▶ [ABOUT THIS EXERCISE]: In the entries below, find each line bearing the string "Claiig" and copy it.

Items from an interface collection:
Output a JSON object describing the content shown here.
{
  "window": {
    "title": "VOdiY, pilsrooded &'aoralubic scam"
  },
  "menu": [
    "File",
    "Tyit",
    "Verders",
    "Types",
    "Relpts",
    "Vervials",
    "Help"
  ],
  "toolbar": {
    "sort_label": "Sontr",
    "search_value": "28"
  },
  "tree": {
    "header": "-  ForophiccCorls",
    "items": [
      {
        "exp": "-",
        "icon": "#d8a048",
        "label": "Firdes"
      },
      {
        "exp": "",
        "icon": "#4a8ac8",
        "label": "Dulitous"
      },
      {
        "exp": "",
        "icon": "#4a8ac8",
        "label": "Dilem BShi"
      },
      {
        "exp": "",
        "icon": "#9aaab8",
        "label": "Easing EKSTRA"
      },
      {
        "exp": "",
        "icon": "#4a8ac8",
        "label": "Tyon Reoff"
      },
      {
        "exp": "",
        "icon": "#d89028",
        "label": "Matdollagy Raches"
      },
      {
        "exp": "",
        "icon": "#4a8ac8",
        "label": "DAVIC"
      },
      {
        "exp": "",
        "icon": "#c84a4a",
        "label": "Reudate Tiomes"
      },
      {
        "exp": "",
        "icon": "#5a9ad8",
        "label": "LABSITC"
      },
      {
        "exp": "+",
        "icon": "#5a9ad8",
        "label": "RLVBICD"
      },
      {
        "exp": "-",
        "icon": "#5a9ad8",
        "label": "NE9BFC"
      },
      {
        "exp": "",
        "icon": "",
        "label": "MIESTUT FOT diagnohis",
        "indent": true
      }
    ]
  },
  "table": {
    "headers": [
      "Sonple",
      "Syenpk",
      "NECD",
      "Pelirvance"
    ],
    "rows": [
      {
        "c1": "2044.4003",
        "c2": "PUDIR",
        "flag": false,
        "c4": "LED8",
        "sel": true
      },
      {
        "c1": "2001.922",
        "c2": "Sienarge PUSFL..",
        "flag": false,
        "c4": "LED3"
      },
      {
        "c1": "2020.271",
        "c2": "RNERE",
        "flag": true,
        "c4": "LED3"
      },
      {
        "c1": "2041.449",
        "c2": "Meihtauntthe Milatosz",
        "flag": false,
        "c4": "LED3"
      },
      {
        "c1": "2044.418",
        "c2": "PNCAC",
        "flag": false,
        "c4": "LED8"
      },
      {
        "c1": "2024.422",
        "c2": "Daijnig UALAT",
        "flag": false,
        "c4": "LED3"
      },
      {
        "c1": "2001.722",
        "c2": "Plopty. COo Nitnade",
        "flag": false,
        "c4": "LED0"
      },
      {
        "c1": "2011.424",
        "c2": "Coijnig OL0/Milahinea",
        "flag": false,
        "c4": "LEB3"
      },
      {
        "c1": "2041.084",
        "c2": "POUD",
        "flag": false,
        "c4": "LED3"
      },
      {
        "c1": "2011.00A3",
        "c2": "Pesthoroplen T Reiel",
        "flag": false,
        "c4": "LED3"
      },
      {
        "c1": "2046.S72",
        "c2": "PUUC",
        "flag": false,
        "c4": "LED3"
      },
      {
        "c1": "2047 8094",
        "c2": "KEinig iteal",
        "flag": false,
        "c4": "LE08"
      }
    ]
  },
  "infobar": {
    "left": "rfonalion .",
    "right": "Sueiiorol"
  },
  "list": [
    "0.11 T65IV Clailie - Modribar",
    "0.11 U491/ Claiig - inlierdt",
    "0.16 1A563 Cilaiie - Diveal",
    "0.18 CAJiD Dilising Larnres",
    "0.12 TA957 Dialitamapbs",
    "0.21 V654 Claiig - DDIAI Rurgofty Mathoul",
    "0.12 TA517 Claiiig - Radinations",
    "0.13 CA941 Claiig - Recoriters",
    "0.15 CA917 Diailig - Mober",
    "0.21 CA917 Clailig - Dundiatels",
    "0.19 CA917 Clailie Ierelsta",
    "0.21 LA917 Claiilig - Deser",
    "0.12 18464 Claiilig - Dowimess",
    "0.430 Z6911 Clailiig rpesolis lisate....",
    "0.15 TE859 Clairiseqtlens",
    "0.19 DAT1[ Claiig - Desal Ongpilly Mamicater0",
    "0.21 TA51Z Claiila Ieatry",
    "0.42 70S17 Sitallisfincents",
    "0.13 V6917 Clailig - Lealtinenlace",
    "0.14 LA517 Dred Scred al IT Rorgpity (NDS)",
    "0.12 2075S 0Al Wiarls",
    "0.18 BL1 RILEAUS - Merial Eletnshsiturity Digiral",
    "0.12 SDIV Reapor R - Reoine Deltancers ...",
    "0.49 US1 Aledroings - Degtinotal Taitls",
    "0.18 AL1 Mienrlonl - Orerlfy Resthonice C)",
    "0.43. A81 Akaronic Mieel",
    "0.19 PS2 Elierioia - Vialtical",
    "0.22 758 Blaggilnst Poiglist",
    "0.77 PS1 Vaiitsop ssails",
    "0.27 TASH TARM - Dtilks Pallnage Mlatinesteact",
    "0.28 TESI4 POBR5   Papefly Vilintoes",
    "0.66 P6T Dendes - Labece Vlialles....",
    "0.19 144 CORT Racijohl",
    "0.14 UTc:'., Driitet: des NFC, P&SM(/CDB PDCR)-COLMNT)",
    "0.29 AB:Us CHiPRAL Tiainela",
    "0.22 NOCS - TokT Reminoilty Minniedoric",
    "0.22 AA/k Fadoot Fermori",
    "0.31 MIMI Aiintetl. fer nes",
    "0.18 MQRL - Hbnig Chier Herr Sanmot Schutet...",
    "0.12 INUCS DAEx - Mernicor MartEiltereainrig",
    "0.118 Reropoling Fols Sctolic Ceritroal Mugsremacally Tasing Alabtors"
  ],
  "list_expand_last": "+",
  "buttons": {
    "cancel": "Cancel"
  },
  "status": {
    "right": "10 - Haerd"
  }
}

▶ [YOUR SOLUTION]:
    "0.11 U491/ Claiig - inlierdt",
    "0.21 V654 Claiig - DDIAI Rurgofty Mathoul",
    "0.13 CA941 Claiig - Recoriters",
    "0.19 DAT1[ Claiig - Desal Ongpilly Mamicater0",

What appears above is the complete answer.